▸ Required action
Scan the records below. List lines holding "demos".

=====

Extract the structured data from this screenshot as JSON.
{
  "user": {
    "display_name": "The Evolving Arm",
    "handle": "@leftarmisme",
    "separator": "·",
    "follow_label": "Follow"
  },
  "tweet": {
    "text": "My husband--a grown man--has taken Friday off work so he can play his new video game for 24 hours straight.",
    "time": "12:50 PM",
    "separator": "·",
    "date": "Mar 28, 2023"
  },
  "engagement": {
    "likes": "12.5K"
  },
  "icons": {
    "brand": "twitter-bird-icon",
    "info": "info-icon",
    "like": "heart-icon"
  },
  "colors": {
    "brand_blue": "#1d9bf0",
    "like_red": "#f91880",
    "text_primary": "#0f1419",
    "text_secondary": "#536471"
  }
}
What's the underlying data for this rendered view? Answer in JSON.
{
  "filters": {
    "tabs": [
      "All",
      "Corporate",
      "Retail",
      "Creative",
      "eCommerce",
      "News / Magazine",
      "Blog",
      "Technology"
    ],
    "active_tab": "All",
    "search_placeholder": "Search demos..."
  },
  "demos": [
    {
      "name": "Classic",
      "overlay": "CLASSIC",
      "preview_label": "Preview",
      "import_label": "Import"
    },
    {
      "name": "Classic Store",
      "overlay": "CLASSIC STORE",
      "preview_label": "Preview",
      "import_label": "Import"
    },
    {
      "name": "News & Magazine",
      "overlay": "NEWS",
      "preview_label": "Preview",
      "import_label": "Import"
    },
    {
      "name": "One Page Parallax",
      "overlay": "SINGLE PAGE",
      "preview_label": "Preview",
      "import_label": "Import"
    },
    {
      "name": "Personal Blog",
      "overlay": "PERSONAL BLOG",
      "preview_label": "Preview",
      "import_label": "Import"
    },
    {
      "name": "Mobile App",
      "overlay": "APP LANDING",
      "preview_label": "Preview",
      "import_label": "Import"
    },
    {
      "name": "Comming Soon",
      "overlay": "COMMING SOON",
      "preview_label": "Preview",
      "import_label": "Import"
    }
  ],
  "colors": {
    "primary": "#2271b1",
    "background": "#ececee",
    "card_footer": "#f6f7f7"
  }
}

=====

▸ Answer to this exercise
    "search_placeholder": "Search demos..."
  "demos": [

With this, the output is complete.